It’s become the thing to say when we don’t know what to say, or in some cases, just don’t want to bother.
It feels insipid and trite to me. Wouldn’t it be better to stop with a simple I’m so sorry or to add something substantial when there’s more to say? How do you shrink the death of a spouse or a parent or a child into something as small as a loss?
For the next few nights, I’d like to look at the things we say when someone is hurting: not as an academic discussion but because right now, so many people I love are in a world of hurt. If you’re not comfortable with that, this would be a good week to read something else.
If you’re willing to share your thoughts and feelings, I’d be honored.
Tomorrow’s topic: What do you say to a heart that’s breaking? I’d love your input.

Goodnight Moon

Tonight is the night everyone’s talking about the ‘supermoon’.  I’m sure it’s indeed brilliant and beautiful. I took pictures last night.

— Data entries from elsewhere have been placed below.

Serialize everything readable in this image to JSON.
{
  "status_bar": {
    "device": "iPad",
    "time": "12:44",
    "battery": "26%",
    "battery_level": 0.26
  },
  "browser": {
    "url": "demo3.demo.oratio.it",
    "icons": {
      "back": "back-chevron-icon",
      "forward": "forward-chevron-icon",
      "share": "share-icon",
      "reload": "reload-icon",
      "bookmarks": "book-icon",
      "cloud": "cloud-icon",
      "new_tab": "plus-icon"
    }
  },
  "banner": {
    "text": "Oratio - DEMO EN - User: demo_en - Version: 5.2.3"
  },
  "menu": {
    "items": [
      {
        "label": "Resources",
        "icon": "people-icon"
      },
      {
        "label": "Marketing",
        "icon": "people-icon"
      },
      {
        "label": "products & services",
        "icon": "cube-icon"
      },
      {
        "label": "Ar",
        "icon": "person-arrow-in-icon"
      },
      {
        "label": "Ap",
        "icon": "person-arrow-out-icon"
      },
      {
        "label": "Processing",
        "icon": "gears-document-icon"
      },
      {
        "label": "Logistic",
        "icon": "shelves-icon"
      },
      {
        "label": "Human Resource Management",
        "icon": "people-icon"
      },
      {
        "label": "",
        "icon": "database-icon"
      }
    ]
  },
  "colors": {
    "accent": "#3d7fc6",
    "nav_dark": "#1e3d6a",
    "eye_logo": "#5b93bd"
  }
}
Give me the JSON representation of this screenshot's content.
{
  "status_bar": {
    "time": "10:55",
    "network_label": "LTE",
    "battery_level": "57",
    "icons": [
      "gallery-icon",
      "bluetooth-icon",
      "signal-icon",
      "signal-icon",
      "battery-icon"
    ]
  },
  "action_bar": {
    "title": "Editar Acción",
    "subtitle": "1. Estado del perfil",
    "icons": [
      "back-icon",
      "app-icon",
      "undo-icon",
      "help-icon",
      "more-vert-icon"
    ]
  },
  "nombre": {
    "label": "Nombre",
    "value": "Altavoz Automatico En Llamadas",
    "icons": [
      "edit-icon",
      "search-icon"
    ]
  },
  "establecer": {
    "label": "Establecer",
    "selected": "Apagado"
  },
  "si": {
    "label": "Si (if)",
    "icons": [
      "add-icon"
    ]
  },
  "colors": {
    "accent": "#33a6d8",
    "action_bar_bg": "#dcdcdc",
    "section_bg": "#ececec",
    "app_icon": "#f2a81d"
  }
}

Tonight is just overcast enough to hide it. The moon doesn’t have to appear 14% larger or 30% brighter to impress me. I’ve loved the moon since I was 3. It all began in that great green room…

“In the great green room
there was a telephone
And a red balloon
And a picture of–

The cow jumping over the moon

and there were three little bears, sitting on chairs

and two little kittens and a pair of mittens

and a little toy house and a young mouse

and a comb and a brush and bowl full of mush

and a quiet old lady who was whispering “hush”

Goodnight room

goodnight moon

goodnight cow jumping over the moon

goodnight light and the red balloon

goodnight bears goodnight chairs

goodnight kittens goodnight mittens

goodnight clocks and goodnight socks

goodnight little house and goodnight mouse

goodnight comb and goodnight brush

goodnight nobody goodnight mush

and goodnight to the old lady whispering “hush”

goodnight stars, goodnight air

goodnight noises everywhere.”

~Margaret Wise Brown

Thank you, Margaret. Goodnight moon…